_WHAT THIS TASK INVOLVES_: Every line of the entries below that carries the string "Language" should be copied.

(Beginning of RAW DATA)

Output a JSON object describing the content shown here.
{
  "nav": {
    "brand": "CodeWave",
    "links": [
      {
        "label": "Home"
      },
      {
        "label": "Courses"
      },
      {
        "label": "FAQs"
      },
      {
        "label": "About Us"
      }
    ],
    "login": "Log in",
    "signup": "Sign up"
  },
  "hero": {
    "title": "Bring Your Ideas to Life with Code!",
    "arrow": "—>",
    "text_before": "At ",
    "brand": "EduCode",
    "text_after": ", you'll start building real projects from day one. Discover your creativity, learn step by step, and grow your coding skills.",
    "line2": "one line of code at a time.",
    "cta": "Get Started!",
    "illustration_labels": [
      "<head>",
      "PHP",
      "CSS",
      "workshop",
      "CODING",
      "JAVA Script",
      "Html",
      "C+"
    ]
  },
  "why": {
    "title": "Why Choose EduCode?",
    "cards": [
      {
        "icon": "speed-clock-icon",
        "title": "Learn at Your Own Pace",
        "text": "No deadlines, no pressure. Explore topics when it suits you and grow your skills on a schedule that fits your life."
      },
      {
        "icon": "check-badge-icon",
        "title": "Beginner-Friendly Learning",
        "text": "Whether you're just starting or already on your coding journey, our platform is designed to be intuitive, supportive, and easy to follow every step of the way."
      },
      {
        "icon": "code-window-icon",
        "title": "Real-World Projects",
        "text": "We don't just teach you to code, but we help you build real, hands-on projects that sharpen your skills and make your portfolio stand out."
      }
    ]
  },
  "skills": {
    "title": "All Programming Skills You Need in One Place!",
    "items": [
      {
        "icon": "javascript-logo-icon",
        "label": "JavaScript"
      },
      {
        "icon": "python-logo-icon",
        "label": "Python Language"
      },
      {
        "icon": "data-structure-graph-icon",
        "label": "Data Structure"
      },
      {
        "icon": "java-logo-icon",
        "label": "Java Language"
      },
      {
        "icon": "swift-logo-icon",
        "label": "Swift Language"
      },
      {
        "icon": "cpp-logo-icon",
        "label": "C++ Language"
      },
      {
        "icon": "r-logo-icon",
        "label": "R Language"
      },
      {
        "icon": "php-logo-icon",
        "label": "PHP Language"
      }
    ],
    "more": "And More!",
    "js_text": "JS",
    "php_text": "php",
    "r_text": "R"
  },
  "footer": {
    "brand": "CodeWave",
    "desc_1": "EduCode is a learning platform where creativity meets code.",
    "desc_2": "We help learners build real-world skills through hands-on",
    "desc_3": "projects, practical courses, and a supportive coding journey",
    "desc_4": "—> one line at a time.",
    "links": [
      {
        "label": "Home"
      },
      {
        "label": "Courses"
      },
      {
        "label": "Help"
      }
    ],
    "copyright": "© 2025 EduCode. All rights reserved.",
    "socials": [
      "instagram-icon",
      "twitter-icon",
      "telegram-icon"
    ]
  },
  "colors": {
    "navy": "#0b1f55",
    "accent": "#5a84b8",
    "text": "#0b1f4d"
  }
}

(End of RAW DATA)

_ANSWER_:
        "label": "Python Language"
        "label": "Java Language"
        "label": "Swift Language"
        "label": "C++ Language"
        "label": "R Language"
        "label": "PHP Language"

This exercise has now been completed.